News of the new series first popped up in July. According to Entertainment Weekly, Feeln, a video streaming site devoted to family-friendly content, will begin airing the series on Nov. 6. As part of the promotion, the company has produced a teaser trailer previewing the reboot.
Rainbow Brite’s new life surely owes itself to the massive success of My Little Pony: Friendship is Magic, which also began as a toy line and cartoon program in the 1980s. Emily Osment of Hannah Montana fame will be the voice of the titular character, stepping in for original Rainbow Brite voice actress Bettina Bush.
“Being cast as the voice of Rainbow Brite for the relaunch of this iconic show is truly an honor,” Osment told Entertainment Weekly. “I look forward to connecting with the audience, old and new, and going on this exciting adventure together.”
In another nod to its decade of origin, Molly Ringwald, who was a staple of John Hughes’ teenage comedy movies during the run, will be voicing the Dark Princess, a key adversary of the character.
Fans quickly took to Twitter and other social networks to react to the trailer and to news of the reboot in general. While some were overjoyed to see the return of the series, others were growing weary of modern takes on fondly-remembered childhood franchises.
— Jada A Graves (@jadaagraves) October 14, 2014
They’re remaking Rainbow Brite. I’m kinda frustrated with all these reboots from childhood. Make NEW stuff, don’t rely on nostalgia.
— Eerie Callaghan (@KiriCallaghan) October 14, 2014
They’re remaking Rainbow Brite. My childhood has officially been murdered.
— Jawny Appleseed (@shibuyadreams) October 15, 2014
Additionally, some users feel that the character was no longer a progressive role model for young girls.
The rainbow brite remake looks gross. I just don’t understand why people still think making a girl sound like a dingbat is an good choice
— ashleigh py hetrick (@pyawakit) October 15, 2014
Rainbow Brite debuted in 1983 as a creation of the Hallmark corporation (this was well before the greeting card company began making sappy TV movies with Rob Lowe). The story follows Rainbow Brite and her army of “Color Kids” and sprites who, representing all the colors of the rainbow, are responsible for bringing color and life to the world. Rainbow Brite’s main antagonists, the scheming Murky Dismal and his buffoon sidekick Lurky, try to thwart the heroes at every turn and rain eternal dreariness down on the world.

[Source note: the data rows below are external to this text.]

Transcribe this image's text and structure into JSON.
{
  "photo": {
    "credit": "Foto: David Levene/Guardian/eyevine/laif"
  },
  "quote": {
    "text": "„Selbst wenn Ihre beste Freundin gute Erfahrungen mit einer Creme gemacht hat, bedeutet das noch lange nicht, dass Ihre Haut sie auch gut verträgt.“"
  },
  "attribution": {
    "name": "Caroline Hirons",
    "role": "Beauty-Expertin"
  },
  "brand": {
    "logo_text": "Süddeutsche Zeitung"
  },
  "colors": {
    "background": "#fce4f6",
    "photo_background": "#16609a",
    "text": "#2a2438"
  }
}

It wasn’t long before the property expanded beyond the greeting card racket and spawned a line of plush toys, books, and, of course, its own cartoon series.
In 1985, the franchise reached its apex with the animated feature-length movie Rainbow Brite and the Star Stealer, which prominently featured the Dark Princess character. While it attracted negative critical reception upon its release, over the past quarter-century it has attained something of a cult status among truly nostalgic fans.

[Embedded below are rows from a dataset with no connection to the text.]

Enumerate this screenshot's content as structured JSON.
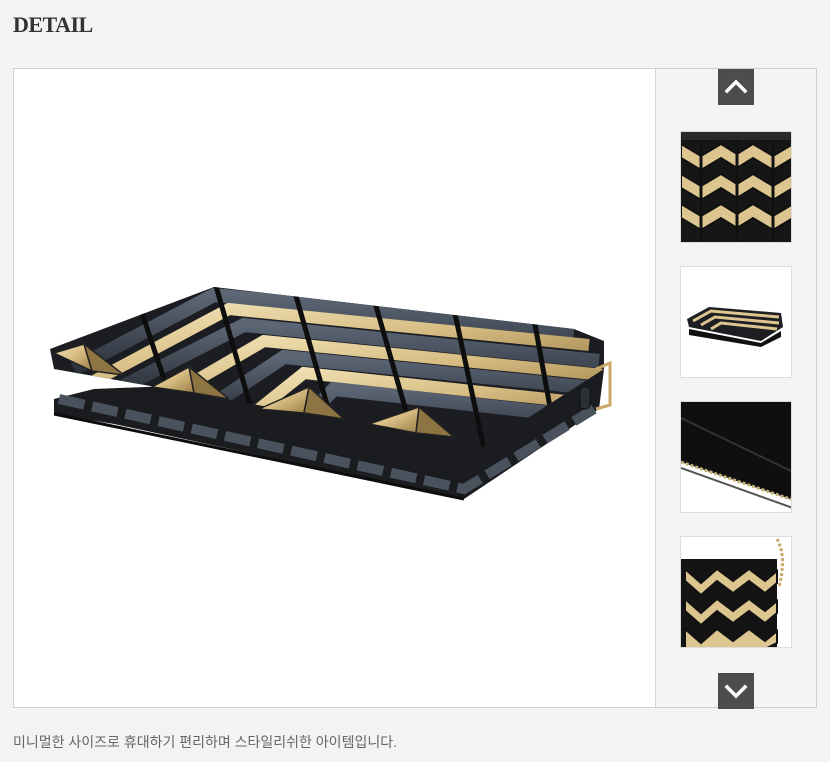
{
  "section": {
    "title": "DETAIL"
  },
  "gallery": {
    "prev_icon": "chevron-up-icon",
    "next_icon": "chevron-down-icon",
    "thumbnails": [
      {
        "name": "pattern-closeup"
      },
      {
        "name": "clutch-side-view"
      },
      {
        "name": "interior-zipper"
      },
      {
        "name": "chain-strap-view"
      }
    ]
  },
  "description": {
    "text": "미니멀한 사이즈로 휴대하기 편리하며 스타일리쉬한 아이템입니다."
  },
  "colors": {
    "gold": "#d8c08a",
    "black": "#151515",
    "arrow_bg": "#4d4d4d"
  }
}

The franchise also saw an odd, somewhat terrifying live-action special in 1986 that was meant to promote the San Diego Zoo. Thankfully, this was Rainbow Brite’s lone foray into live action.
The original series ran for 13 episodes from 1984 to 1987. Reruns were shown on cable until 1997, when the franchise went dormant, relegated to the occasional cosplay at fan conventions.

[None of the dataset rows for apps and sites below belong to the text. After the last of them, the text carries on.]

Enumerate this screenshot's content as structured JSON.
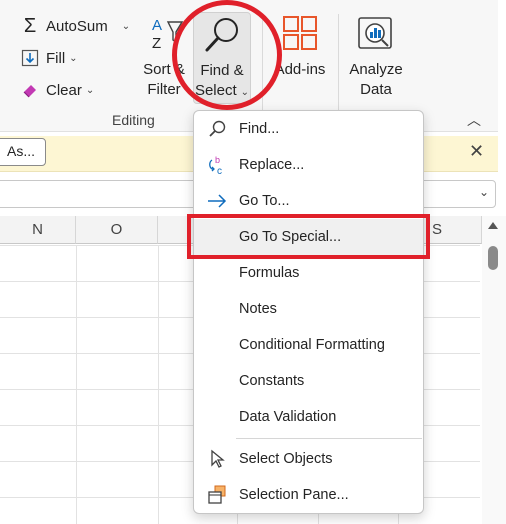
{
  "ribbon": {
    "autosum_label": "AutoSum",
    "fill_label": "Fill",
    "clear_label": "Clear",
    "sort_filter_label_1": "Sort &",
    "sort_filter_label_2": "Filter",
    "find_select_label_1": "Find &",
    "find_select_label_2": "Select",
    "addins_label": "Add-ins",
    "analyze_label_1": "Analyze",
    "analyze_label_2": "Data",
    "group_editing": "Editing"
  },
  "infobar": {
    "saveas_label": "As...",
    "close_glyph": "✕"
  },
  "grid": {
    "columns": [
      "N",
      "O",
      "S"
    ]
  },
  "menu": {
    "find": "Find...",
    "replace": "Replace...",
    "goto": "Go To...",
    "goto_special": "Go To Special...",
    "formulas": "Formulas",
    "notes": "Notes",
    "conditional_formatting": "Conditional Formatting",
    "constants": "Constants",
    "data_validation": "Data Validation",
    "select_objects": "Select Objects",
    "selection_pane": "Selection Pane..."
  },
  "colors": {
    "accent": "#0f6cbd",
    "annotation": "#e0202a",
    "addins_orange": "#e8562b",
    "infobar_bg": "#fdf6d3"
  }
}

Image via akuriko/deviantart
If the new Rainbow Brite indeed strikes a chord with audiences, expect an entirely new fandom to sprout. Maybe we’ll even see the Rainbow Brite equivalent of Bronies (Twitter user Andre, a.k.a. BlackNerd, already suggested the term “Rainbro”). Fasten your magical Rainbow Belts, Color Kids.